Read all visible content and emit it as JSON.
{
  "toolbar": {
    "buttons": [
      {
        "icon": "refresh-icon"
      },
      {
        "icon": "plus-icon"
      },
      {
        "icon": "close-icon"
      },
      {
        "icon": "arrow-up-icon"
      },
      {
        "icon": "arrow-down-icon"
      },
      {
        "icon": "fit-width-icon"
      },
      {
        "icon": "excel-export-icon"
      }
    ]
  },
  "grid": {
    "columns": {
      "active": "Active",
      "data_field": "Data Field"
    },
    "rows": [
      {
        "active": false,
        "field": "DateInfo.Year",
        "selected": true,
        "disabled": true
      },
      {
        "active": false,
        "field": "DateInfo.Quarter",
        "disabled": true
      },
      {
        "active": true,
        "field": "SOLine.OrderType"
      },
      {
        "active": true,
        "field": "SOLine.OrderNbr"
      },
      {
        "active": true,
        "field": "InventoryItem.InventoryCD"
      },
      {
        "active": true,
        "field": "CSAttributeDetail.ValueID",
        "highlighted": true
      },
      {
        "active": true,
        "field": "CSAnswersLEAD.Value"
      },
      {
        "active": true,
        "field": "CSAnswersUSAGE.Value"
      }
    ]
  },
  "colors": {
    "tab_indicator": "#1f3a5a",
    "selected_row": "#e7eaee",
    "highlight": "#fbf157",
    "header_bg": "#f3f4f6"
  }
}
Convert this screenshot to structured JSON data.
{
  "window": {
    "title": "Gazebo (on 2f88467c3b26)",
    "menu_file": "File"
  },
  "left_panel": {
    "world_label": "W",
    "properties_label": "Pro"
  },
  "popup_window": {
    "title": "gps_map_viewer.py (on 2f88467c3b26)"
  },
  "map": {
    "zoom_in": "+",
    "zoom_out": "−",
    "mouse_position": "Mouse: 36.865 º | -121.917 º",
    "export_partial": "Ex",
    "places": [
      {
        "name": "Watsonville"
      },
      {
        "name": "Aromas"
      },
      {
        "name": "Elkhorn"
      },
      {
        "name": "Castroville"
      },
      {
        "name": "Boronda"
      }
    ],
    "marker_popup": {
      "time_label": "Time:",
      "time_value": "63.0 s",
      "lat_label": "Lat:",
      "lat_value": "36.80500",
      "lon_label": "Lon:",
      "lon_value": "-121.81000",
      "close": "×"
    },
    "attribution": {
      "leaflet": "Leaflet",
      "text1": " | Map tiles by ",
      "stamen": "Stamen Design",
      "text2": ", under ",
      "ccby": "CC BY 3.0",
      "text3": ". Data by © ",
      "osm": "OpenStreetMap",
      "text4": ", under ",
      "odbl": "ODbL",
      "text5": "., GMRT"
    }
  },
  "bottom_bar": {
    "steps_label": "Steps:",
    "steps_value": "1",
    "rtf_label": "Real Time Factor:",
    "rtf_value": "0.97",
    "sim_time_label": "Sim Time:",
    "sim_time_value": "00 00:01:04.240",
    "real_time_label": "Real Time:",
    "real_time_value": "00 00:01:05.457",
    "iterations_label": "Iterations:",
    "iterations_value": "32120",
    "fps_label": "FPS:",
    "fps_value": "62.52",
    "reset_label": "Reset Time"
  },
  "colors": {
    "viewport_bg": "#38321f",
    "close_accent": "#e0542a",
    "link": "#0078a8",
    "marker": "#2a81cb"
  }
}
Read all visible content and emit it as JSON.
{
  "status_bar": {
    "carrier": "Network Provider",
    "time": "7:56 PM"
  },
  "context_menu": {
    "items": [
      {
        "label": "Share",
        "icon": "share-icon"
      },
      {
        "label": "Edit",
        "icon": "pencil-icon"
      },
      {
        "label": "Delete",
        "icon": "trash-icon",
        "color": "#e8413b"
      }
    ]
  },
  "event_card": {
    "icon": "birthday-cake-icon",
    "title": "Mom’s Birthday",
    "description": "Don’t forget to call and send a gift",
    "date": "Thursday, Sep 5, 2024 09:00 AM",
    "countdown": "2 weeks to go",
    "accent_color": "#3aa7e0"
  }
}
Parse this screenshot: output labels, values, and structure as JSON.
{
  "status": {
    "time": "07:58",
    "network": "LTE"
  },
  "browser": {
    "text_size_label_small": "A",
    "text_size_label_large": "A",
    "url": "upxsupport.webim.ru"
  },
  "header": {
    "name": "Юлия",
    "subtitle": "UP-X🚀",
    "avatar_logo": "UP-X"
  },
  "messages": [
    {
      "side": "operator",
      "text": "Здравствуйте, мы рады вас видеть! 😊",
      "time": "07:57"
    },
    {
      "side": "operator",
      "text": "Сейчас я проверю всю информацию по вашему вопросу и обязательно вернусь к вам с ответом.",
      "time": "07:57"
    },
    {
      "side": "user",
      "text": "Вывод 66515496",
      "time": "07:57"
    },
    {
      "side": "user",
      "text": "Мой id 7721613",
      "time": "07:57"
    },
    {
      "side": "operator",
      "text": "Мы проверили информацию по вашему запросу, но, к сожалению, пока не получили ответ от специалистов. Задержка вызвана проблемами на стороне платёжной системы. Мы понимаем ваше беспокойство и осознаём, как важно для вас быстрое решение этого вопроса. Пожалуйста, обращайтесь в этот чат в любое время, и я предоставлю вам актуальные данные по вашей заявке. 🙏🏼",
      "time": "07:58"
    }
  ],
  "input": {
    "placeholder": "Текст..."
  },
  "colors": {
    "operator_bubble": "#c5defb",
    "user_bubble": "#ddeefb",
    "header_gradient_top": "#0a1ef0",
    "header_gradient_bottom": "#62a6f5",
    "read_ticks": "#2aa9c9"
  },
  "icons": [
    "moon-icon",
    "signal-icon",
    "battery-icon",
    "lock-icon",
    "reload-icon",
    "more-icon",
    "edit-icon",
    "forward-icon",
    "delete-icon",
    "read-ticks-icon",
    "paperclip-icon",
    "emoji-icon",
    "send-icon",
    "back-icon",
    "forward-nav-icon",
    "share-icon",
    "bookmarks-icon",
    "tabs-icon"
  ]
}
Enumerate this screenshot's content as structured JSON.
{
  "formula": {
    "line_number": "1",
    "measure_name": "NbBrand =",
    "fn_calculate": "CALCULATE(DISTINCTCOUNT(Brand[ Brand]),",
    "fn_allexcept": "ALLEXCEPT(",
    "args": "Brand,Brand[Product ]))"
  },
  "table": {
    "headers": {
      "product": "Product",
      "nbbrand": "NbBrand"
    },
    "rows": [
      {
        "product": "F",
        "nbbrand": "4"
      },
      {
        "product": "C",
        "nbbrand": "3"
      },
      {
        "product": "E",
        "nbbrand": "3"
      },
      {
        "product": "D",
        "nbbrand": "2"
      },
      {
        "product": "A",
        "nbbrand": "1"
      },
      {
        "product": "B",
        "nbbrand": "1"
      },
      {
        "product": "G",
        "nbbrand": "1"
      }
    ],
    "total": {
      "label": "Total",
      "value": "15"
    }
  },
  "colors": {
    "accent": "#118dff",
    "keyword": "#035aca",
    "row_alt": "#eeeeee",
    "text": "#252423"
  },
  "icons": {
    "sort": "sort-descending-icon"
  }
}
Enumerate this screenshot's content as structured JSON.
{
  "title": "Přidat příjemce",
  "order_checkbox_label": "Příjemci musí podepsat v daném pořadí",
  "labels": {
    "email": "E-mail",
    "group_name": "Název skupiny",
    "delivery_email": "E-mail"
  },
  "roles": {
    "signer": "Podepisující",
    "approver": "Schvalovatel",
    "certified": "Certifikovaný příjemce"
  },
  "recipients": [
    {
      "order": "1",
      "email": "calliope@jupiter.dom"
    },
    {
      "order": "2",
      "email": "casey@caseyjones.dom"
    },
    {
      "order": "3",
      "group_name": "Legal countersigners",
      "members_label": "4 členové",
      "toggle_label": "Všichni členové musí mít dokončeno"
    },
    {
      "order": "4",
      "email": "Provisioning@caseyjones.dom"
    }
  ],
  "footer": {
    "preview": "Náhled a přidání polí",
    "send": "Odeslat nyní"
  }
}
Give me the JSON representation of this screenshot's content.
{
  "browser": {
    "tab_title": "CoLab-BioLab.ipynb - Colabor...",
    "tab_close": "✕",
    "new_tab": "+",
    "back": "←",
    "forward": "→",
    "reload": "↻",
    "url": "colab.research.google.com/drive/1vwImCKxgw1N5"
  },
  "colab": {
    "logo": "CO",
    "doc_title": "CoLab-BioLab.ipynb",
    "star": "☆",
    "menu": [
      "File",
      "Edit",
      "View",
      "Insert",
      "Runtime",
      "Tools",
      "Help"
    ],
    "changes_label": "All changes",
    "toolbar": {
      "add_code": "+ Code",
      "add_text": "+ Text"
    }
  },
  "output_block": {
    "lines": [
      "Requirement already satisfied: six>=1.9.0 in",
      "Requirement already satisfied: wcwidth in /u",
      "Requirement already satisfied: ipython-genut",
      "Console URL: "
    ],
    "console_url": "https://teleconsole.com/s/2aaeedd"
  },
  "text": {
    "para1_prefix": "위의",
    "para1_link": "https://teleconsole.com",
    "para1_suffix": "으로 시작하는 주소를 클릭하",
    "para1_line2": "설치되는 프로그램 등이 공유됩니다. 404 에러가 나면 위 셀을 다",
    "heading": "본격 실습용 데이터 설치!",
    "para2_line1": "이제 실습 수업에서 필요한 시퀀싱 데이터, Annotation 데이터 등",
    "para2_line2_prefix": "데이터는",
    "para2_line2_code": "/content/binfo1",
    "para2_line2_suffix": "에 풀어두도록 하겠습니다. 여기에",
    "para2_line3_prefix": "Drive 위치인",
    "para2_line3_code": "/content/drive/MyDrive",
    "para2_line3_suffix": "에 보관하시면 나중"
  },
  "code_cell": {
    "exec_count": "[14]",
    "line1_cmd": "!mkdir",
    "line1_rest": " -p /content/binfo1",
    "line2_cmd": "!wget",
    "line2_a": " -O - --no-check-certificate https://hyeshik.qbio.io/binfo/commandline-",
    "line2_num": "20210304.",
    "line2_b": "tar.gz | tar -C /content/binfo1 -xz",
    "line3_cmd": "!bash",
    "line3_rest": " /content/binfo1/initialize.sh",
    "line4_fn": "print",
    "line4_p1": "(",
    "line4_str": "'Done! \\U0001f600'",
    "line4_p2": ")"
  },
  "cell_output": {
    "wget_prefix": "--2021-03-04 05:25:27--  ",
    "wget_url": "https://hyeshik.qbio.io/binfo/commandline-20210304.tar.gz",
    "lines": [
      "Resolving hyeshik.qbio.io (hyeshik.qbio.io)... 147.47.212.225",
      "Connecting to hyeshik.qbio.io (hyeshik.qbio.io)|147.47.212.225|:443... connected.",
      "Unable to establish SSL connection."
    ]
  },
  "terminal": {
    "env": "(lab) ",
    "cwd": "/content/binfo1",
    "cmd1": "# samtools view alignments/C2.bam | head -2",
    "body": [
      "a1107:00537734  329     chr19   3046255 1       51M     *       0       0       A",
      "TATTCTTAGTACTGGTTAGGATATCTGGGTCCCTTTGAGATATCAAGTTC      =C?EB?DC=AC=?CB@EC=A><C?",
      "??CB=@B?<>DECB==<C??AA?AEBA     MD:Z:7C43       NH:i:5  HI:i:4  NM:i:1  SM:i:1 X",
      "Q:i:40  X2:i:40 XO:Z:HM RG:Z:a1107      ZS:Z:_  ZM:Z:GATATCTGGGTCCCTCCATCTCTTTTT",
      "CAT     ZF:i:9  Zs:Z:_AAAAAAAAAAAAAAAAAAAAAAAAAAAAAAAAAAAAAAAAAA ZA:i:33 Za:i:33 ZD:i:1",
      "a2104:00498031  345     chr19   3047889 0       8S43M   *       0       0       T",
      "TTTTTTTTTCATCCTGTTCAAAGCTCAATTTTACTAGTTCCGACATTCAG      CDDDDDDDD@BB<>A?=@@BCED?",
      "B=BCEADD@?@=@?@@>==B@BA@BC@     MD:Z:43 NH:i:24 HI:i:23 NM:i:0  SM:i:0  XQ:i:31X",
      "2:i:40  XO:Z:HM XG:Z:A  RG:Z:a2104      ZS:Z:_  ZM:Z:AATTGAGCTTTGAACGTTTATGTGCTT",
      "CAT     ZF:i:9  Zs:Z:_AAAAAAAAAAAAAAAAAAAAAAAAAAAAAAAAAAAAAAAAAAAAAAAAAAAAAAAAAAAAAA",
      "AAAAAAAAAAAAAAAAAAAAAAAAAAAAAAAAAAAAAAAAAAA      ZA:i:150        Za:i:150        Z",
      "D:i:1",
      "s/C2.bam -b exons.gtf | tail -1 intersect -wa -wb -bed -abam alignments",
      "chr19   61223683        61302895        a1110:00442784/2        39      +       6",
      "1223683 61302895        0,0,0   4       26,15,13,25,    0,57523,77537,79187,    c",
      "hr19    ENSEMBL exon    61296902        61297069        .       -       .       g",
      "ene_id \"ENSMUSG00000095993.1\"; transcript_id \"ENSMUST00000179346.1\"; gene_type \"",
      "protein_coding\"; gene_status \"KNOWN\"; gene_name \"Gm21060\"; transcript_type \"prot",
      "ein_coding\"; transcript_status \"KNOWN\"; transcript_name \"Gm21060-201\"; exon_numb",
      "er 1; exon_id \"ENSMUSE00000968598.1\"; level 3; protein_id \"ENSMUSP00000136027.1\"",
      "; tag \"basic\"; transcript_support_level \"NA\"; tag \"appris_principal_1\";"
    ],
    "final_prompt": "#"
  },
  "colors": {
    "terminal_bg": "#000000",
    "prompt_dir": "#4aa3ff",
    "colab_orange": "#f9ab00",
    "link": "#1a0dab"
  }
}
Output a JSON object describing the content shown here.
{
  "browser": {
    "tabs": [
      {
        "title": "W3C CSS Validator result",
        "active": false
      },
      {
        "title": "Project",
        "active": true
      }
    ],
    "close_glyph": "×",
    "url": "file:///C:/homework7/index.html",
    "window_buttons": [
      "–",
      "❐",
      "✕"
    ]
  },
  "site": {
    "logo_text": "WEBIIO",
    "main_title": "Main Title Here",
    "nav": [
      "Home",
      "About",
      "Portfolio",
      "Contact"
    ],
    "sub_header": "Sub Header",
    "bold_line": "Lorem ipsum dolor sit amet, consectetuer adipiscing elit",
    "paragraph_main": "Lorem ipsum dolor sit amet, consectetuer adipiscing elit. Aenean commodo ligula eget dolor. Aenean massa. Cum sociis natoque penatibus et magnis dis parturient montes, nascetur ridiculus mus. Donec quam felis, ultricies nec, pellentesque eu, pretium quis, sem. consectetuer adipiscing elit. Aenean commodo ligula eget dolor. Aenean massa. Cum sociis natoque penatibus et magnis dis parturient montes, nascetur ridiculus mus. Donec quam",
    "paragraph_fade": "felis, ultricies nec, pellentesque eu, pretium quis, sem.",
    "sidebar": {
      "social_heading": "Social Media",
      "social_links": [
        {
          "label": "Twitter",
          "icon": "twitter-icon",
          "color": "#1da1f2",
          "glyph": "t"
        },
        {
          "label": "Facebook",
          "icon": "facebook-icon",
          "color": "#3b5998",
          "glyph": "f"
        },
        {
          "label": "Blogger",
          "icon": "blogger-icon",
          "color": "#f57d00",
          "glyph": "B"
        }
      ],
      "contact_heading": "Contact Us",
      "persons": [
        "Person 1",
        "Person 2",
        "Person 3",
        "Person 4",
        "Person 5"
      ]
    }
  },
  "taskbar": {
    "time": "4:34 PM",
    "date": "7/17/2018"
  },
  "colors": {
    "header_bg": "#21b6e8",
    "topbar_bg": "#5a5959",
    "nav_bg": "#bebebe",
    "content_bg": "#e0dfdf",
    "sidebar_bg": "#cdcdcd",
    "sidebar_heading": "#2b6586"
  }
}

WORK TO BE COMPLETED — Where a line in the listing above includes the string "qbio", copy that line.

RESPONSE —
    "line2_a": " -O - --no-check-certificate https://hyeshik.qbio.io/binfo/commandline-",
    "wget_url": "https://hyeshik.qbio.io/binfo/commandline-20210304.tar.gz",
      "Resolving hyeshik.qbio.io (hyeshik.qbio.io)... 147.47.212.225",
      "Connecting to hyeshik.qbio.io (hyeshik.qbio.io)|147.47.212.225|:443... connected.",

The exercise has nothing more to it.